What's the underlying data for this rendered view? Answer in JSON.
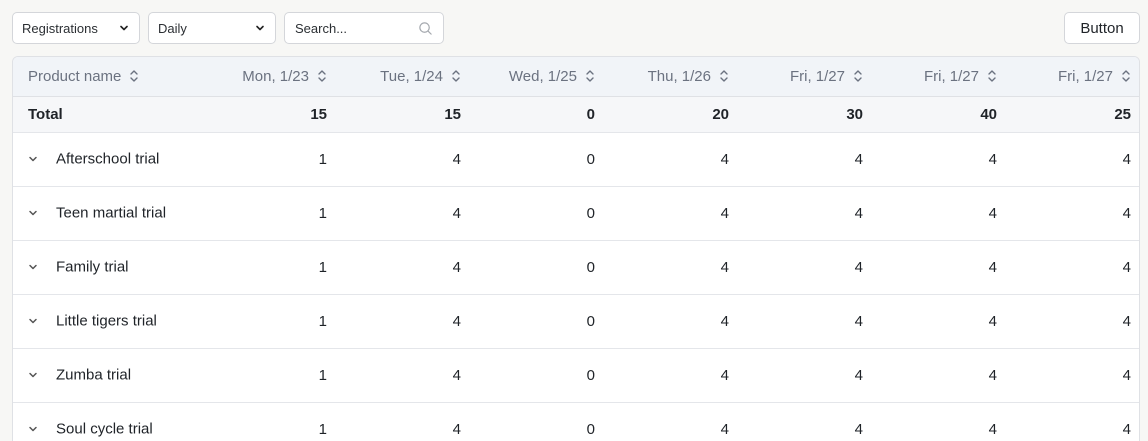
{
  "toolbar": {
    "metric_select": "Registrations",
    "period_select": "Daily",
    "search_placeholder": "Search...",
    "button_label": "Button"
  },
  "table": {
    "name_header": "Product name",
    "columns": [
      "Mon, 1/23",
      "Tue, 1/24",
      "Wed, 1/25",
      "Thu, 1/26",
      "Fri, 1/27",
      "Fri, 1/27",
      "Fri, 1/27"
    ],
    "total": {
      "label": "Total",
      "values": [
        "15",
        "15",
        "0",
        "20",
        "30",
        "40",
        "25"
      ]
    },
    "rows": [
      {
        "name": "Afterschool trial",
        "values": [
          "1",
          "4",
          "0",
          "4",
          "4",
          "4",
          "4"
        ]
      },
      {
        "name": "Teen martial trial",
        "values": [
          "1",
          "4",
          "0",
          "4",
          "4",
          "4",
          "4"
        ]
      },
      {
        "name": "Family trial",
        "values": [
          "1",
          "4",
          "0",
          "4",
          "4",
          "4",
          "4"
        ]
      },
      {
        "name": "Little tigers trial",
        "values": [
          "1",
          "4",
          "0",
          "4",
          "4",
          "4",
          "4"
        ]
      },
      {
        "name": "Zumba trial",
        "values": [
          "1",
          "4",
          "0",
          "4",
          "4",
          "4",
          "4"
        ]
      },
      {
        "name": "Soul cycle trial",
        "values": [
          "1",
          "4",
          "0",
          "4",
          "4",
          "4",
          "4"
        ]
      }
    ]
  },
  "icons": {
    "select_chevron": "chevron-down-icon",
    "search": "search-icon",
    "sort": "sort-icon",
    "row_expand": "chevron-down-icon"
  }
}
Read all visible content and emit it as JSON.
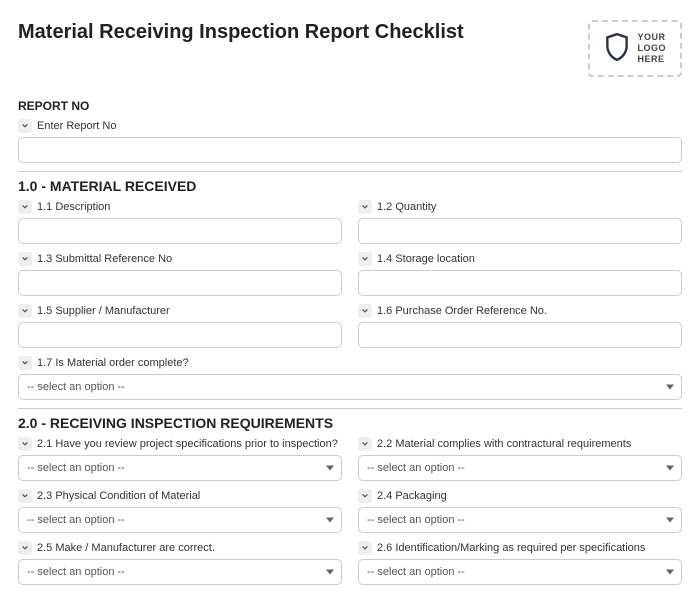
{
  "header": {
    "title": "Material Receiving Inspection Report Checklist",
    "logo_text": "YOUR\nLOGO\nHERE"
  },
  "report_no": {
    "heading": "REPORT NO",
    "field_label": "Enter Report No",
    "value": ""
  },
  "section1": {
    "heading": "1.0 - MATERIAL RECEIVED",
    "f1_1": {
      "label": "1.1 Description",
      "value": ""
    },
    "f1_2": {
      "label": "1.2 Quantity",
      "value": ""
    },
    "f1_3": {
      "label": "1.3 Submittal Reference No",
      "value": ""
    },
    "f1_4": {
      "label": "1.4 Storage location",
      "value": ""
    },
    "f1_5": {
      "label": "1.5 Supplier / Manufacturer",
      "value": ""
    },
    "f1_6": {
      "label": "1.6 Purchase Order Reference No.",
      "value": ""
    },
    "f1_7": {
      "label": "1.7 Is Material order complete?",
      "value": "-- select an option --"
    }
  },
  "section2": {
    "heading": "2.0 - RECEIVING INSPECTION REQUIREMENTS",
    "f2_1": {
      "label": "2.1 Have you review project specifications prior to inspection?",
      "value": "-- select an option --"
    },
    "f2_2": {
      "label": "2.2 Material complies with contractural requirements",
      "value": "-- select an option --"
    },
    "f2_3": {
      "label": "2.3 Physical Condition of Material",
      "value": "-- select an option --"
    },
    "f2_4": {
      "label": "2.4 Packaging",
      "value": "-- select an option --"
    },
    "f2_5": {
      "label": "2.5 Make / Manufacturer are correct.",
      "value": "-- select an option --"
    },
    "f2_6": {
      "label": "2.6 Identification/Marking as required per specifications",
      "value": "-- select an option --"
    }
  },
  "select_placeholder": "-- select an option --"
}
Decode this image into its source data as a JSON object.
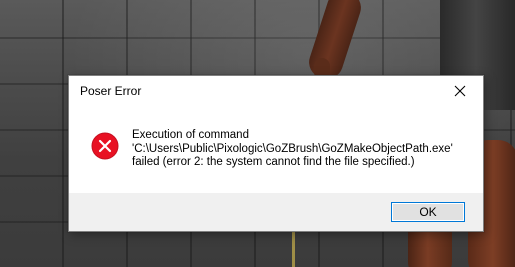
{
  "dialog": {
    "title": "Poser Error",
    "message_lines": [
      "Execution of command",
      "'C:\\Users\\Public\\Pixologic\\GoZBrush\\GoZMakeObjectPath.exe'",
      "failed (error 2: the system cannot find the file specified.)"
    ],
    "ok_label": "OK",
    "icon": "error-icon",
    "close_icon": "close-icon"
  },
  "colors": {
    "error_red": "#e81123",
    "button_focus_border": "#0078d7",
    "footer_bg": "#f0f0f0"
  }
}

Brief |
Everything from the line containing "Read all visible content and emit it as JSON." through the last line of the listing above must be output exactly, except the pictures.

Finished exercise |
Read all visible content and emit it as JSON.
{
  "header": {
    "title": "Material Receiving Inspection Report Checklist",
    "logo_text": "YOUR\nLOGO\nHERE"
  },
  "report_no": {
    "heading": "REPORT NO",
    "field_label": "Enter Report No",
    "value": ""
  },
  "section1": {
    "heading": "1.0 - MATERIAL RECEIVED",
    "f1_1": {
      "label": "1.1 Description",
      "value": ""
    },
    "f1_2": {
      "label": "1.2 Quantity",
      "value": ""
    },
    "f1_3": {
      "label": "1.3 Submittal Reference No",
      "value": ""
    },
    "f1_4": {
      "label": "1.4 Storage location",
      "value": ""
    },
    "f1_5": {
      "label": "1.5 Supplier / Manufacturer",
      "value": ""
    },
    "f1_6": {
      "label": "1.6 Purchase Order Reference No.",
      "value": ""
    },
    "f1_7": {
      "label": "1.7 Is Material order complete?",
      "value": "-- select an option --"
    }
  },
  "section2": {
    "heading": "2.0 - RECEIVING INSPECTION REQUIREMENTS",
    "f2_1": {
      "label": "2.1 Have you review project specifications prior to inspection?",
      "value": "-- select an option --"
    },
    "f2_2": {
      "label": "2.2 Material complies with contractural requirements",
      "value": "-- select an option --"
    },
    "f2_3": {
      "label": "2.3 Physical Condition of Material",
      "value": "-- select an option --"
    },
    "f2_4": {
      "label": "2.4 Packaging",
      "value": "-- select an option --"
    },
    "f2_5": {
      "label": "2.5 Make / Manufacturer are correct.",
      "value": "-- select an option --"
    },
    "f2_6": {
      "label": "2.6 Identification/Marking as required per specifications",
      "value": "-- select an option --"
    }
  },
  "select_placeholder": "-- select an option --"
}
Decode this image into its source data as a JSON object.
{
  "dialog": {
    "title": "Poser Error",
    "message_lines": [
      "Execution of command",
      "'C:\\Users\\Public\\Pixologic\\GoZBrush\\GoZMakeObjectPath.exe'",
      "failed (error 2: the system cannot find the file specified.)"
    ],
    "ok_label": "OK",
    "icon": "error-icon",
    "close_icon": "close-icon"
  },
  "colors": {
    "error_red": "#e81123",
    "button_focus_border": "#0078d7",
    "footer_bg": "#f0f0f0"
  }
}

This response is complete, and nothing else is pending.